April 25, 2022

Paris has a long history as the fashion capital of the world. In the late 19th Century, American women, like European women, wanted the latest in French fashion. The wealthiest women traveled to Paris regularly to visit thei…

19TH Century Black History

The Abolition Movement of the 1830s

April 11, 2022

From the founding of the United States, there were people who opposed slavery, but many who grappled with the concept, including slave owner Thomas Jefferson, envisioned a plan of gradual emancipation for the country. In 181…

Guest: J. D. Dickey
19TH Century Native American History

Yellowstone National Park

March 7, 2022

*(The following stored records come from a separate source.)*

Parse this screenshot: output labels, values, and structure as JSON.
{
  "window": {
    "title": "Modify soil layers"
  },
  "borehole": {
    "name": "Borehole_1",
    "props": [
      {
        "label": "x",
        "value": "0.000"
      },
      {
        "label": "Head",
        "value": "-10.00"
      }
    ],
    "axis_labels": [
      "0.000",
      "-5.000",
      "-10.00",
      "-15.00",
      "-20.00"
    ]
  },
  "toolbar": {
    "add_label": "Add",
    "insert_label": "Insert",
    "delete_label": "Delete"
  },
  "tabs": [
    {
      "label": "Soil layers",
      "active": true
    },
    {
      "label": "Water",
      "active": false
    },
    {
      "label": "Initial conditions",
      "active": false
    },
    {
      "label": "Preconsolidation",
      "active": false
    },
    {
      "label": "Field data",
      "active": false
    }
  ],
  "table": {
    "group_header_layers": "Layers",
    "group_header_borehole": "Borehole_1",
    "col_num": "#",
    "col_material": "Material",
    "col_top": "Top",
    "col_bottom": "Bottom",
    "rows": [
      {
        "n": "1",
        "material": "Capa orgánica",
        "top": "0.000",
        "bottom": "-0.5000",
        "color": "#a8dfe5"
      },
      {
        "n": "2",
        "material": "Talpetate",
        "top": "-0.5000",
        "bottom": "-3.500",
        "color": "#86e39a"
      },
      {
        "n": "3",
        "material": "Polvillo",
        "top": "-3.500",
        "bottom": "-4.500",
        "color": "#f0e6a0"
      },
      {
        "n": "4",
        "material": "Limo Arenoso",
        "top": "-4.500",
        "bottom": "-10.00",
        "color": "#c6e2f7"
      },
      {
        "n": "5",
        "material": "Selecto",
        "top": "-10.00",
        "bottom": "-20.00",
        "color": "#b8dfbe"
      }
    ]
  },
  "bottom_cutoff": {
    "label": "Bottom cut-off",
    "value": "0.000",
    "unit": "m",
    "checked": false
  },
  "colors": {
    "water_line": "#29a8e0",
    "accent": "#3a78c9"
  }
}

One hundred fifty years ago, President Ulysses S. Grant signed an act establishing Yellowstone National Park into law, making it the first national park in the United States, and a cause for celebration in a country still re…

19TH Century 20TH Century Black History Native American History

Freedpeople in Indian Territory

Feb. 28, 2022

When the Cherokee, Chickasaw, Choctaw, Muskogee (or Creek), and Seminole Nations – known as “The Five Civilized Tribes” by white settlers – were forcibly moved from their lands in the Southeastern United States to Indian Ter…

19TH Century 20TH Century Biographical History Black History LGBTQIA+ History Women's History

Alice Dunbar-Nelson

Feb. 21, 2022

Poet, essayist, and activist Alice Dunbar-Nelson is perhaps best known as the widow of poet Paul Laurence Dunbar, but she is a remarkable figure in her own right. Born in New Orleans in 1875 to a mother who had only recently…

Guest: Tara T. Green
19TH Century Biographical History Black History Women's History

Julia Chinn

Feb. 7, 2022

Julia Chinn was born into slavery in Kentucky at the tail end of the 18th Century. Despite laws against interracial marriage, Richard Mentor Johnson, the ninth Vice President of the United States, called Julia Chinn his wife…